Do you ever read a book and find yourself highlighting interesting lines on almost every page? That was me as I was reading “Maybe You Should Talk to Someone,” by Lori Gottlieb. The book was recommended to me by another coach. She said the author was very good at spotting patterns and unstated needs in her clients. The author is a therapist, and even though a coach is much different than a therapist, we also spot patterns and unstated needs.

The Past

Therapists help clients make sense of their past and help them get “unstuck” if something in their past is keeping them from moving ahead.   They have the training to diagnose clinical conditions such as depression or OCD.  Coaches don’t ignore the past: everything a person has experienced is part of who they are, but the focus for coaching is more, “Here you are; where do you want to be; and how can we help you move forward.”

“At some point in our lives, we have to let go of the fantasy of creating a better past.
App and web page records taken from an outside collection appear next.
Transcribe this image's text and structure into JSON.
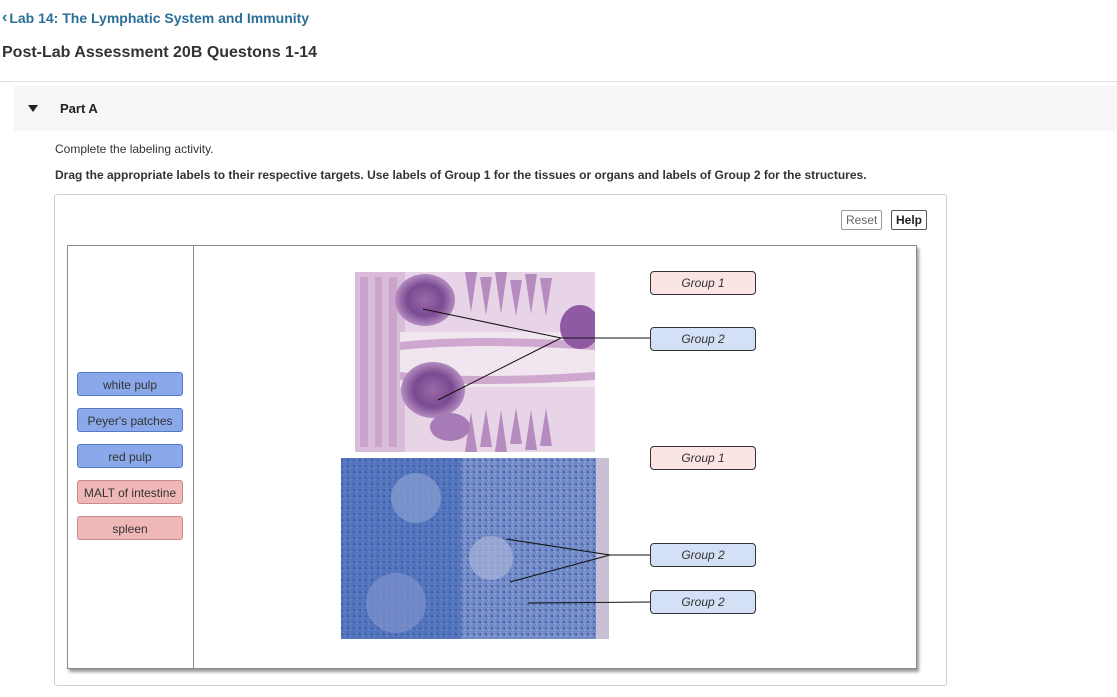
{
  "breadcrumb": {
    "label": "Lab 14: The Lymphatic System and Immunity"
  },
  "page_title": "Post-Lab Assessment 20B Questons 1-14",
  "part": {
    "label": "Part A"
  },
  "instructions": {
    "line1": "Complete the labeling activity.",
    "line2": "Drag the appropriate labels to their respective targets. Use labels of Group 1 for the tissues or organs and labels of Group 2 for the structures."
  },
  "toolbar": {
    "reset_label": "Reset",
    "help_label": "Help"
  },
  "labels": [
    {
      "text": "white pulp",
      "group": 2
    },
    {
      "text": "Peyer's patches",
      "group": 2
    },
    {
      "text": "red pulp",
      "group": 2
    },
    {
      "text": "MALT of intestine",
      "group": 1
    },
    {
      "text": "spleen",
      "group": 1
    }
  ],
  "targets": [
    {
      "text": "Group 1"
    },
    {
      "text": "Group 2"
    },
    {
      "text": "Group 1"
    },
    {
      "text": "Group 2"
    },
    {
      "text": "Group 2"
    }
  ],
  "colors": {
    "group1_chip": "#f0b7b7",
    "group2_chip": "#8ba8ea",
    "group1_target": "#fbe4e4",
    "group2_target": "#d4e0f6",
    "link": "#2a6f97"
  }
}
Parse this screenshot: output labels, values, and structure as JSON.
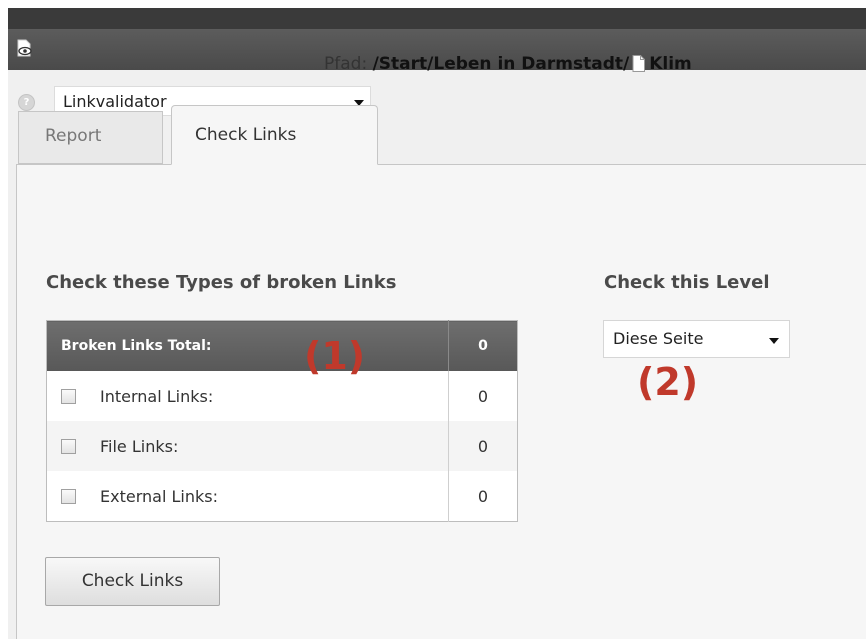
{
  "toolbar": {
    "view_icon": "view-page-icon"
  },
  "module": {
    "help_icon": "help-icon",
    "help_glyph": "?",
    "selected": "Linkvalidator"
  },
  "path": {
    "label": "Pfad:",
    "value": "/Start/Leben in Darmstadt/",
    "page_icon": "page-icon",
    "page_title": "Klim"
  },
  "tabs": [
    {
      "label": "Report",
      "active": false
    },
    {
      "label": "Check Links",
      "active": true
    }
  ],
  "types_section": {
    "heading": "Check these Types of broken Links",
    "table": {
      "header_label": "Broken Links Total:",
      "header_count": "0",
      "rows": [
        {
          "label": "Internal Links:",
          "count": "0",
          "checked": false
        },
        {
          "label": "File Links:",
          "count": "0",
          "checked": false
        },
        {
          "label": "External Links:",
          "count": "0",
          "checked": false
        }
      ]
    }
  },
  "level_section": {
    "heading": "Check this Level",
    "selected": "Diese Seite"
  },
  "annotations": {
    "one": "(1)",
    "two": "(2)",
    "color": "#c0392b"
  },
  "check_button": {
    "label": "Check Links"
  }
}
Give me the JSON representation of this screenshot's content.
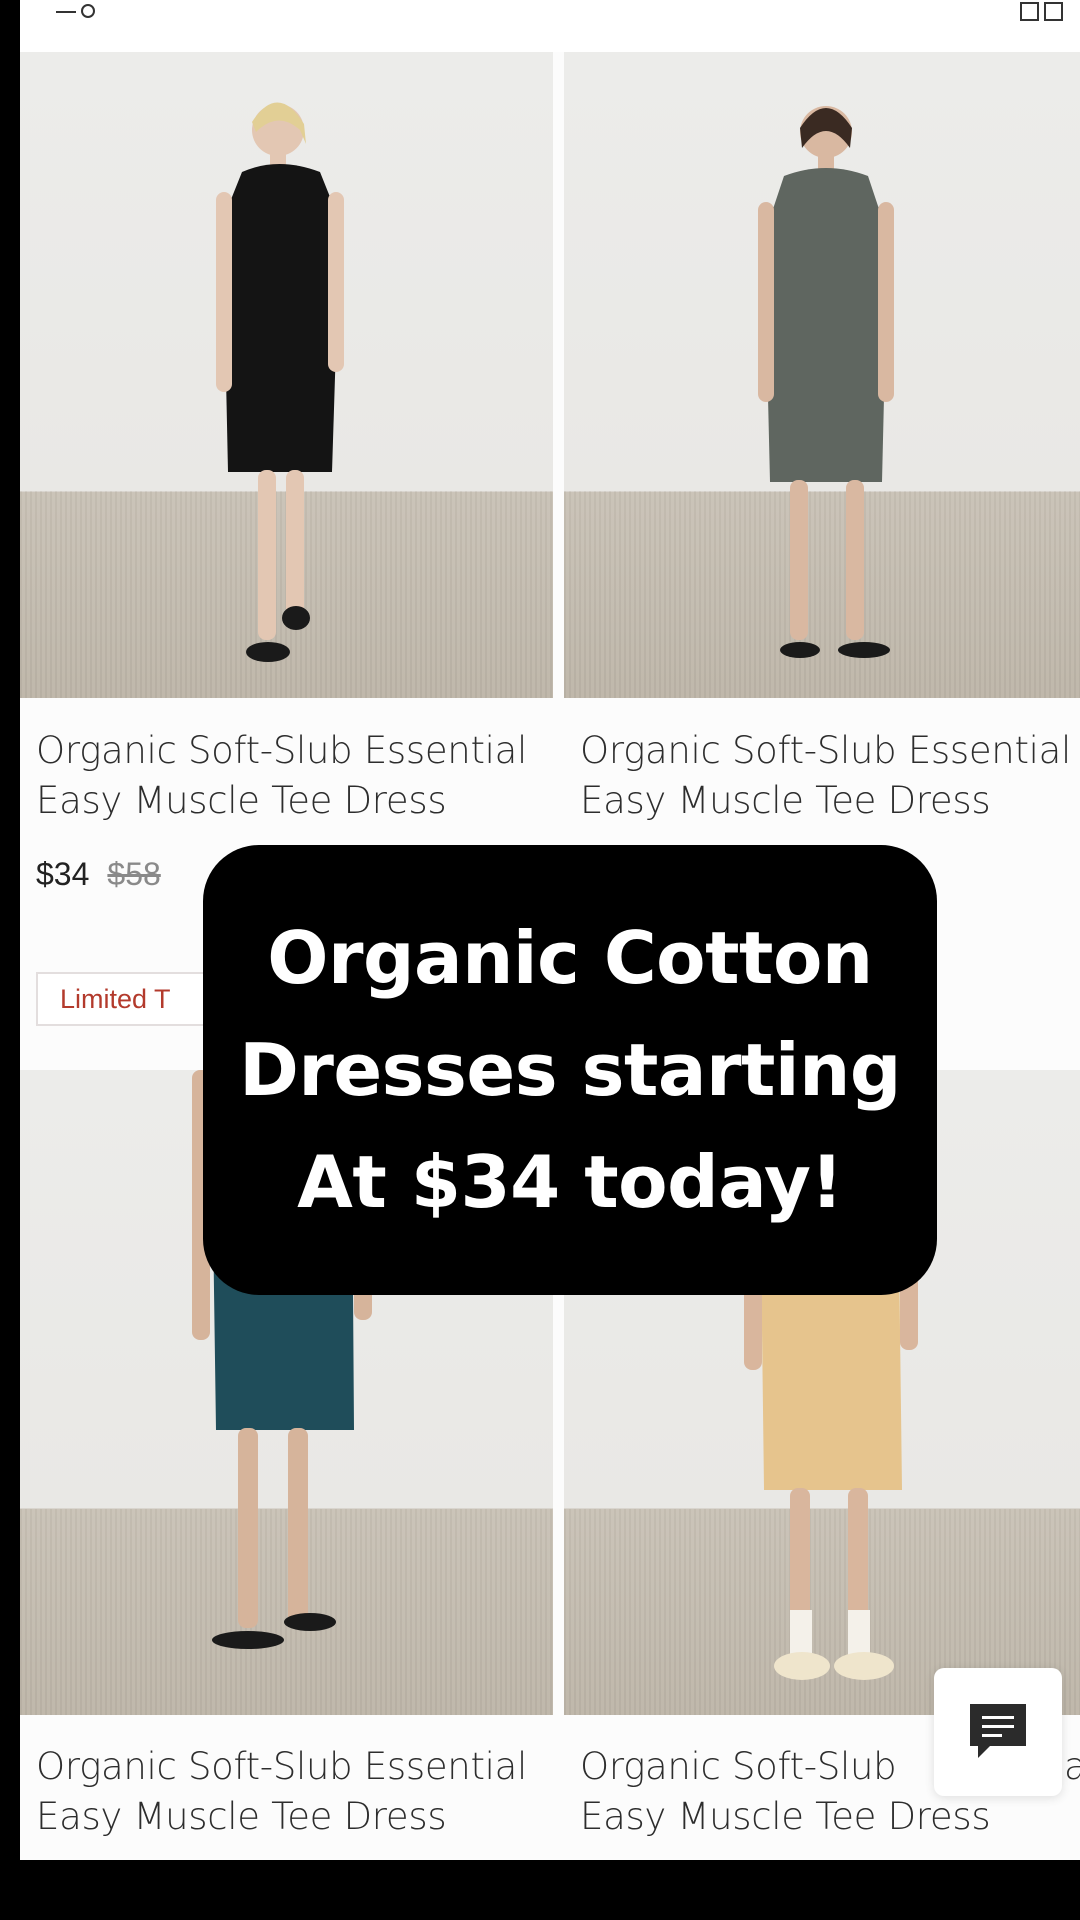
{
  "header": {
    "filter_icon": "filter-icon",
    "grid_icon": "two-column-grid-icon"
  },
  "products": [
    {
      "title_line1": "Organic Soft-Slub Essential",
      "title_line2": "Easy Muscle Tee Dress",
      "price": "$34",
      "original_price": "$58",
      "badge": "Limited T",
      "dress_color": "#141414"
    },
    {
      "title_line1": "Organic Soft-Slub Essential",
      "title_line2": "Easy Muscle Tee Dress",
      "dress_color": "#5f6660"
    },
    {
      "title_line1": "Organic Soft-Slub Essential",
      "title_line2": "Easy Muscle Tee Dress",
      "dress_color": "#1f4d5a"
    },
    {
      "title_line1": "Organic Soft-Slub",
      "title_line1_end": "al",
      "title_line2": "Easy Muscle Tee Dress",
      "dress_color": "#e6c48d"
    }
  ],
  "promo": {
    "line1": "Organic Cotton",
    "line2": "Dresses starting",
    "line3": "At $34 today!"
  },
  "chat": {
    "icon": "chat-icon"
  }
}
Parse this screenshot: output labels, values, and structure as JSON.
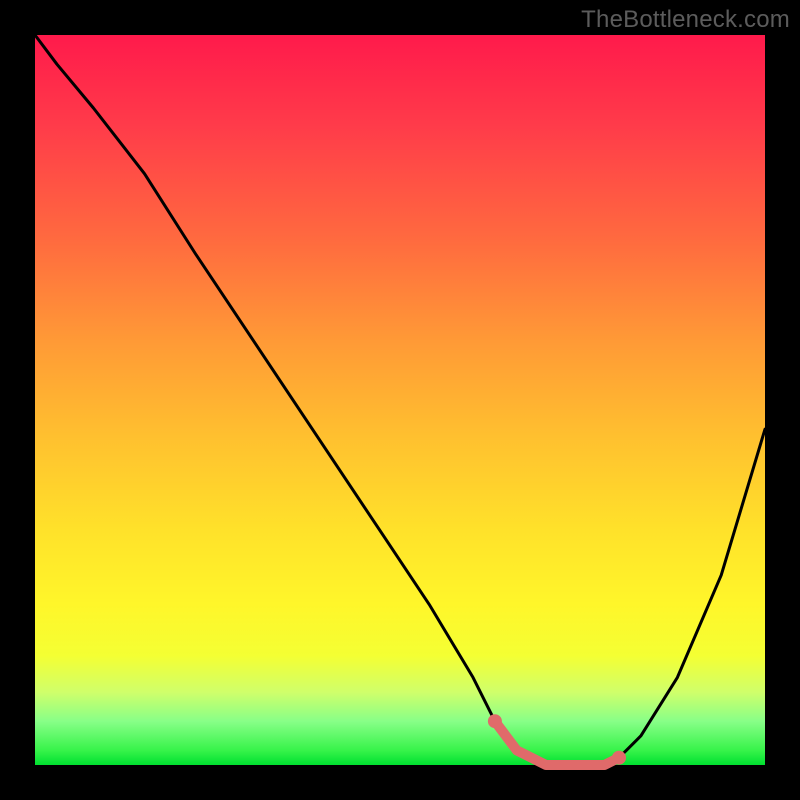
{
  "watermark": "TheBottleneck.com",
  "chart_data": {
    "type": "line",
    "title": "",
    "xlabel": "",
    "ylabel": "",
    "xlim": [
      0,
      100
    ],
    "ylim": [
      0,
      100
    ],
    "grid": false,
    "series": [
      {
        "name": "curve",
        "stroke": "#000000",
        "x": [
          0,
          3,
          8,
          15,
          22,
          30,
          38,
          46,
          54,
          60,
          63,
          66,
          70,
          74,
          78,
          80,
          83,
          88,
          94,
          100
        ],
        "y": [
          100,
          96,
          90,
          81,
          70,
          58,
          46,
          34,
          22,
          12,
          6,
          2,
          0,
          0,
          0,
          1,
          4,
          12,
          26,
          46
        ]
      }
    ],
    "highlight_segment": {
      "name": "min-plateau",
      "stroke": "#e06a6a",
      "x": [
        63,
        66,
        70,
        74,
        78,
        80
      ],
      "y": [
        6,
        2,
        0,
        0,
        0,
        1
      ],
      "endpoint_markers": true
    },
    "background": "rainbow-vertical-gradient"
  }
}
If we don’t accept the notion that there’s no redo, much as we try to get our parents or siblings or partners to fix what happened years ago, our pasts will keep us stuck.”

“Many of us torture ourselves over our mistakes for decades, even after we’ve genuinely attempted to make amends. How reasonable is that?

Change and Loss

People come to coaching because they want “something” to be different in their lives. I often ask new clients, “If our coaching engagement is wildly successful, what will be different in you, in your life?” The problem is people want things to change – but not if that involves them changing.

“Change and loss travel together. We can’t have change without loss, which is why so often people say they want change but nonetheless stay exactly the same.”

One of the tools I like to use to help people change is the Immunity to Change Map developed by Robert Kegan and Lisa Lahey. It can very quickly help clients see what hidden assumptions and competing commitments they’ve made that make it very difficult to change (think New Year’s resolutions).

“The stages of change are such that you don’t drop all your defenses at the same time. Instead, you release them in layers, moving closer and closer to the tender core: your sadness, your shame.”

Moving Forward

Bringing about transformational change requires us not only to recognize our hidden assumptions, but to take action. And taking that action requires us to take ownership of our development and step out with courage.

“Being a fulfilled adult means taking responsibility for the course of your own life and accepting the fact that now you’re in charge of your choices”. 

The Role of the Coach

Gottlieb states that she’s never had a client that she didn’t end up liking. I feel the same. Once you’ve been one-on-one with someone, and they’ve shared their thoughts, their fears, their insecurities with you, it’s natural to be in their corner rooting for them.

“We’ve helped them hear the questions they didn’t even know they were asking: Who am I? What do I want? What’s in my way”?

“Everyone needs to hear that other person’s voice saying, I believe in you. I can see possibilities that you might not see quite yet. I imagine that something different can happen, in some form or another. Let’s edit your story.”

When we learn to edit our story, our life takes on all sorts of new potential. What’s your story and how would you like to edit it?